But he said what is also helping the industry recover is the real-time water quality data project which he described as “ground-breaking” as it will help farmers manage their leases better and increase harvest opening times.
Sue McIntyre, a former NSW Farmers Oyster Committee Member who also farms at Pambula Lake, has suffered through bushfires, COVID and the floods, which claimed 40 per cent of stock and large parts of infrastructure in Pambula Lake.
“We have been here for 24 years and we’ve never had the flood come up into our oyster sheds, but we had about 25 centimetres of water flow through, so it was a huge flood,” Sue says.
The issues of farming in one of the most complex ecosystems in the world is not lost on Sue.
“Water quality is a really big factor for the oyster industry and that is why we spend a lot of time working with council and Local Land Services to make sure activities in the catchment including housing developments and agriculture have controlled offsite run-off,” she says.
“It is about educating catchment landholders about the downstream impact.”
Sue is also a supporter of the data project to reduce estuary closure time.
“A lot of the information that they are gathering is around algae loads that are coming into the lake,” she says.
“We are particularly interested in whether there is contamination from humans or birdlife coming into the estuaries as this is going to have different impacts on human health depending on where the contamination is coming from.”
NSW Farmers is also working with OceanWatch to deliver an education project to help oyster farmers strengthen for the future. An oyster marketing program is also set to run later this year.
How ‘real time’ water data helps oyster farmers:
- The Environmental Risk Management System: Innovation for Resilience in the NSW Oyster Industry program has resulted in the installation of electronic water sensors in 13 oyster producing estuaries in NSW as part of a Food Agility Cooperative Research Centre project.
- The sensors measure salinity and water temperature, and this data is transmitted in real time to oyster farmers’ phones to help them with farm business planning.
- The data is also used by NSW authorities when deciding on estuary closures.
- The project includes studying weekly oyster, bacteria and algae samples, oyster growth data and nutrient levels in certain estuaries.
- The system is expected to increase oyster farm productivity by 6.1 per cent with 21 days of extra harvesting time per harvest area added each year.
- This alone could grow the sector by $3.48 million each year.
- They also look at bacteria and algae samples and provide monthly oyster growth data in selected estuaries.

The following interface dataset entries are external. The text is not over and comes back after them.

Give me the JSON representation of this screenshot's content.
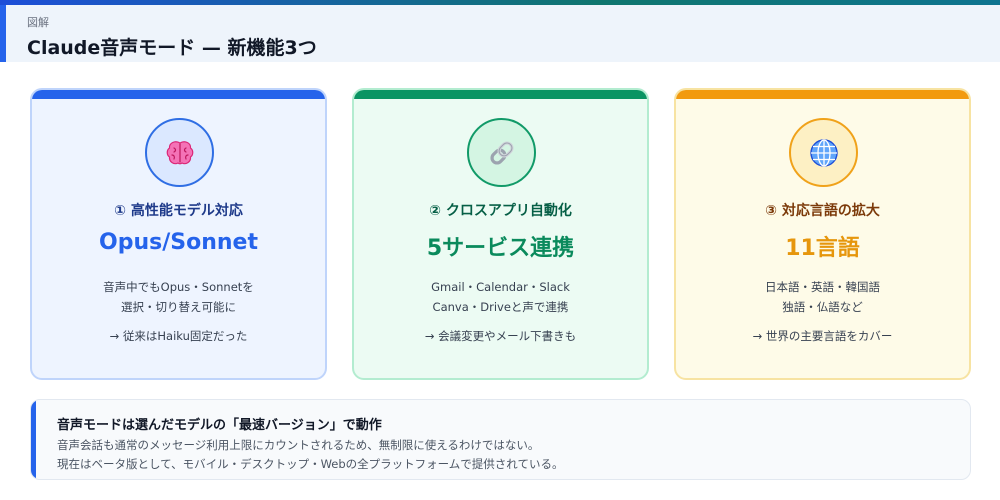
{
  "header": {
    "eyebrow": "図解",
    "title": "Claude音声モード — 新機能3つ"
  },
  "cards": [
    {
      "icon": "brain-icon",
      "heading": "① 高性能モデル対応",
      "metric": "Opus/Sonnet",
      "desc": [
        "音声中でもOpus・Sonnetを",
        "選択・切り替え可能に"
      ],
      "note": "→ 従来はHaiku固定だった",
      "accent": "#2563eb"
    },
    {
      "icon": "link-icon",
      "heading": "② クロスアプリ自動化",
      "metric": "5サービス連携",
      "desc": [
        "Gmail・Calendar・Slack",
        "Canva・Driveと声で連携"
      ],
      "note": "→ 会議変更やメール下書きも",
      "accent": "#0a9463"
    },
    {
      "icon": "globe-icon",
      "heading": "③ 対応言語の拡大",
      "metric": "11言語",
      "desc": [
        "日本語・英語・韓国語",
        "独語・仏語など"
      ],
      "note": "→ 世界の主要言語をカバー",
      "accent": "#f29a0e"
    }
  ],
  "info": {
    "title": "音声モードは選んだモデルの「最速バージョン」で動作",
    "lines": [
      "音声会話も通常のメッセージ利用上限にカウントされるため、無制限に使えるわけではない。",
      "現在はベータ版として、モバイル・デスクトップ・Webの全プラットフォームで提供されている。"
    ]
  }
}
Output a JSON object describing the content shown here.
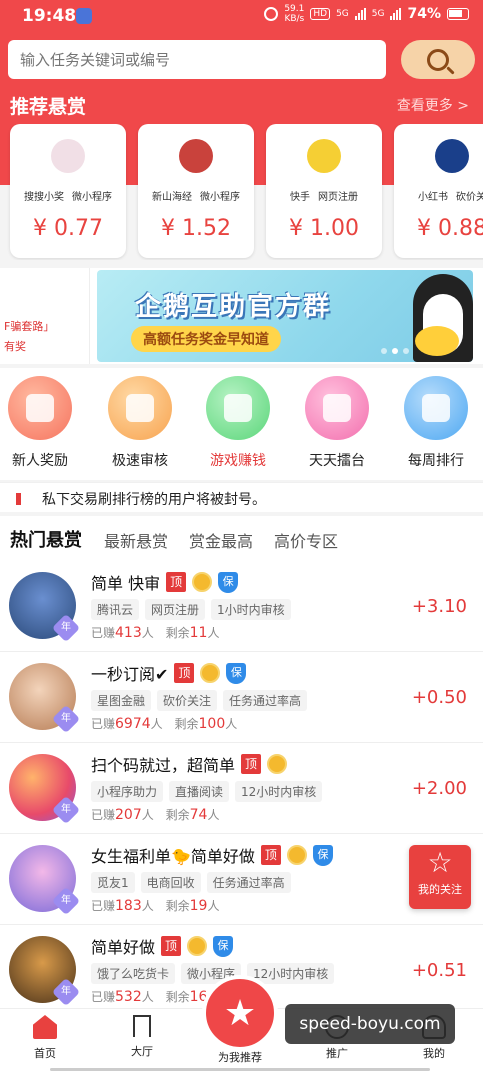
{
  "status_bar": {
    "time": "19:48",
    "net_speed": "59.1",
    "net_unit": "KB/s",
    "hd": "HD",
    "sig1": "5G",
    "sig2": "5G",
    "battery": "74%"
  },
  "search": {
    "placeholder": "输入任务关键词或编号",
    "button_icon": "search-icon"
  },
  "recommend": {
    "title": "推荐悬赏",
    "more": "查看更多 >",
    "cards": [
      {
        "tags": [
          "搜搜小奖",
          "微小程序"
        ],
        "price": "¥ 0.77",
        "logo_color": "#f1dfe6"
      },
      {
        "tags": [
          "新山海经",
          "微小程序"
        ],
        "price": "¥ 1.52",
        "logo_color": "#c9423c"
      },
      {
        "tags": [
          "快手",
          "网页注册"
        ],
        "price": "¥ 1.00",
        "logo_color": "#f5cf34"
      },
      {
        "tags": [
          "小红书",
          "砍价关"
        ],
        "price": "¥ 0.88",
        "logo_color": "#1a3f8a"
      }
    ]
  },
  "banner": {
    "left_line1": "F骗套路」",
    "left_line2": "有奖",
    "title": "企鹅互助官方群",
    "subtitle": "高额任务奖金早知道"
  },
  "quick_actions": [
    {
      "label": "新人奖励",
      "color": "#f6745f",
      "highlight": false
    },
    {
      "label": "极速审核",
      "color": "#f7a34f",
      "highlight": false
    },
    {
      "label": "游戏赚钱",
      "color": "#5bd67a",
      "highlight": true
    },
    {
      "label": "天天擂台",
      "color": "#f36fae",
      "highlight": false
    },
    {
      "label": "每周排行",
      "color": "#4ea8f2",
      "highlight": false
    }
  ],
  "notice": {
    "text": "私下交易刷排行榜的用户将被封号。"
  },
  "tabs": [
    "热门悬赏",
    "最新悬赏",
    "赏金最高",
    "高价专区"
  ],
  "tasks": [
    {
      "title": "简单 快审",
      "tags": [
        "腾讯云",
        "网页注册",
        "1小时内审核"
      ],
      "earned_prefix": "已赚",
      "earned": "413",
      "earned_suffix": "人",
      "left_prefix": "剩余",
      "left": "11",
      "left_suffix": "人",
      "reward": "+3.10",
      "bao": true,
      "avatar": "#2b4a7a"
    },
    {
      "title": "一秒订阅✔",
      "tags": [
        "星图金融",
        "砍价关注",
        "任务通过率高"
      ],
      "earned_prefix": "已赚",
      "earned": "6974",
      "earned_suffix": "人",
      "left_prefix": "剩余",
      "left": "100",
      "left_suffix": "人",
      "reward": "+0.50",
      "bao": true,
      "avatar": "#d9a27b"
    },
    {
      "title": "扫个码就过，超简单",
      "tags": [
        "小程序助力",
        "直播阅读",
        "12小时内审核"
      ],
      "earned_prefix": "已赚",
      "earned": "207",
      "earned_suffix": "人",
      "left_prefix": "剩余",
      "left": "74",
      "left_suffix": "人",
      "reward": "+2.00",
      "bao": false,
      "avatar": "#ef6a5b"
    },
    {
      "title": "女生福利单🐤简单好做",
      "tags": [
        "觅友1",
        "电商回收",
        "任务通过率高"
      ],
      "earned_prefix": "已赚",
      "earned": "183",
      "earned_suffix": "人",
      "left_prefix": "剩余",
      "left": "19",
      "left_suffix": "人",
      "reward": "",
      "bao": true,
      "avatar": "#c07ad8"
    },
    {
      "title": "简单好做",
      "tags": [
        "饿了么吃货卡",
        "微小程序",
        "12小时内审核"
      ],
      "earned_prefix": "已赚",
      "earned": "532",
      "earned_suffix": "人",
      "left_prefix": "剩余",
      "left": "16",
      "left_suffix": "",
      "reward": "+0.51",
      "bao": true,
      "avatar": "#6b4a2a"
    }
  ],
  "badges": {
    "ding": "顶",
    "bao": "保",
    "year": "年"
  },
  "follow_button": {
    "label": "我的关注",
    "icon": "star-icon"
  },
  "bottom_nav": {
    "home": "首页",
    "hall": "大厅",
    "recommend": "为我推荐",
    "promote": "推广",
    "mine": "我的"
  },
  "watermark": "speed-boyu.com"
}
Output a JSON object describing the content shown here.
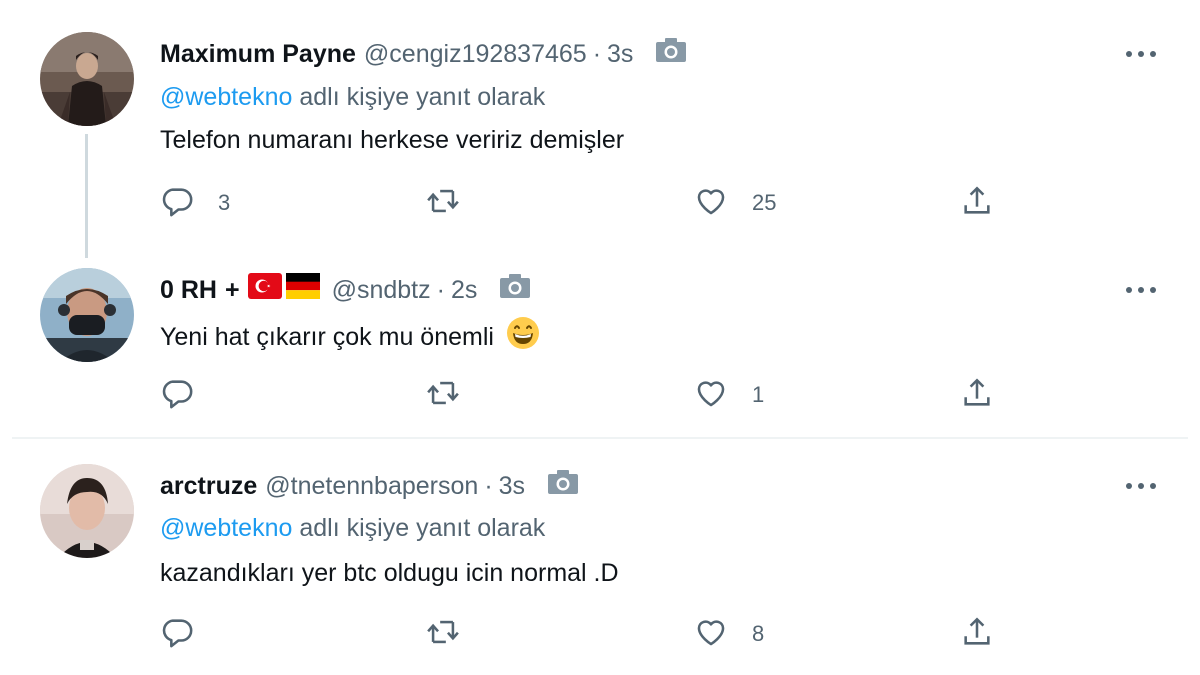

- The project will link with land managers to ensure that project outcomes result in long term risk reduction and risk management for the oyster industry.
- NSW Farmers is partnering with oyster farmers, Food Agility Cooperative Research Centre, University of Technology Sydney and the Western Australian Agriculture Authority on this innovation.
- Two other projects will launch later this year to help the industry recover. These include education for oyster farmers and a retail marketing campaign.
If you enjoyed this story on the NSW oyster industry, you may like this read this article on why this is a unique season for truffle farming.